Dr. Reddy discusses the Asthma Passport, a self-management education tool designed for use with patients and their health care providers.

Project Snapshot

Dr. Reddy (right) discusses SOBRAP's Asthma Passport with Michael Cabana. M.D., at a NACI meeting in Baltimore, MD

The South Bronx Asthma Partnership (SOBRAP) designed its Asthma Passport project to bridge disparity gaps in asthma care and control by empowering both health care providers and parents of children who have asthma with specific knowledge, skills, and confidence for effectively navigating the components of the written asthma action plan. A provider curriculum and a parent curriculum, both based on the Asthma Passport, helped to align patient and provider communication and their goals for asthma control.

The palm-sized, wire-bound Asthma Passport that SOBRAP developed and piloted serves as a guide for promoting skill-based, literacy-sensitive asthma self-management education. Parents can track their progress on each page of the Asthma Passport as they tackle key topics over the course of several facilitated structured education sessions.

The project recruited parents of children with asthma enrolled in Bronx-based childcare centers, where 0 to 4-year-olds had more asthma-related emergency department visits than any other age group. In addition to educating the children’s parents, the project also conducted asthma workshops for the children’s health care providers, structured to reinforce each element of the Asthma Passport.
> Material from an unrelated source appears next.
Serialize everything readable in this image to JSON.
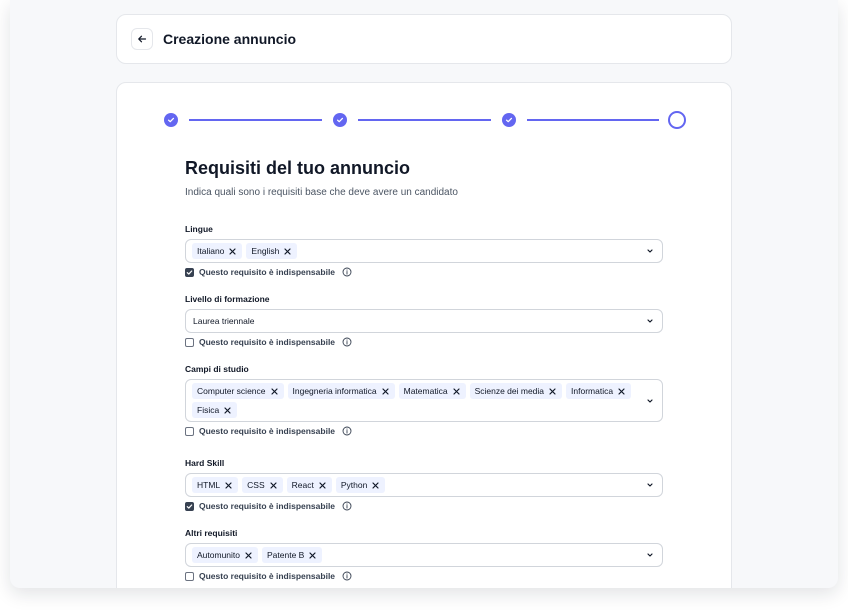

Project Goals

  1. To design a comprehensive self-management education tool using the evidence-based strategies outlined by the Expert Panel Report 3–Guidelines for the Diagnosis and Management of Asthma (EPR-3) and the Guidelines Implementation Panel (GIP) Report.
  2. To recruit parents of children who have asthma to receive structured education using the Asthma Passport.
  3. To recruit and engage the health care providers of those children who have asthma.
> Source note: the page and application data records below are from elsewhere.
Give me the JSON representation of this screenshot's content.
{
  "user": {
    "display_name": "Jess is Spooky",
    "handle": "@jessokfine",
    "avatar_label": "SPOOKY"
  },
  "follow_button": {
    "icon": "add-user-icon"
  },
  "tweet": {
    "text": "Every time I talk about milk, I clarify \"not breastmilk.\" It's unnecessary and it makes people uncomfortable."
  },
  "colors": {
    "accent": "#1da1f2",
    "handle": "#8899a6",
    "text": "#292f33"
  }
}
Challenges & Solutions

Dr. Reddy (right) shares the Asthma Passport with a colleague.

Challenge: Delivering culturally sensitive and literacy-friendly asthma messages. SOBRAP worked with childcare and literacy experts and conducted role-playing sessions to design an Asthma Passport curriculum and accompanying moderator script to convey evidence-informed educational messages and skill-based asthma self-management techniques to parents using clear, plain, non-medical language. As it began to conduct pilot sessions in the field, however, SOBRAP discovered some inconsistencies and discontinuities in the delivery of its messages that could impede parents’ understanding of them.

Solution: Evolve the Asthma Passport to fit the audience. Using detailed notes of the reactions, responses, and general flow of the pilot sessions, SOBRAP detected similarities in the problems encountered across many of these sessions. It then made targeted changes to the messages and the layout of each Asthma Passport session. These revisions allowed SOBRAP to convey its messages in a more conversational manner, allowing more room for parents to get their questions answered. It also enabled the project to reach and educate more parents in less time.


SOBRAP’s Asthma Passport project received more inquiries from childcare centers, schools, and health care providers outside of its original target sites that were interested in participating in the Asthma Passport project, suggesting future opportunities to expand the program.

SOBRAP developed a script to guide moderators in delivering the Asthma Passport.

SOBRAP translated its Asthma Passport materials from English into Spanish.


SOBRAP shared and collaborated with additional NACI-funded projects to advance asthma care best practices. For example:

At a NACI meeting, SOBRAP shared and discussed its Asthma Passport with other project participants. This exchange allowed SOBRAP to obtain useful feedback, which it incorporated into the final Asthma Passport version. It also received ideas for modifying other SOBRAP tools.

To meet its project goals, SOBRAP used asthma education and empowerment and systems integration in its work with patients and their families, health care providers, and community programs.

Other NACI-funded projects that used SOBRAP-type approaches are:

South Bronx Asthma Partnershipexternal disclaimer
1650 Selwyn Ave, #2C
Bronx, NY 10457

Last Updated February 2015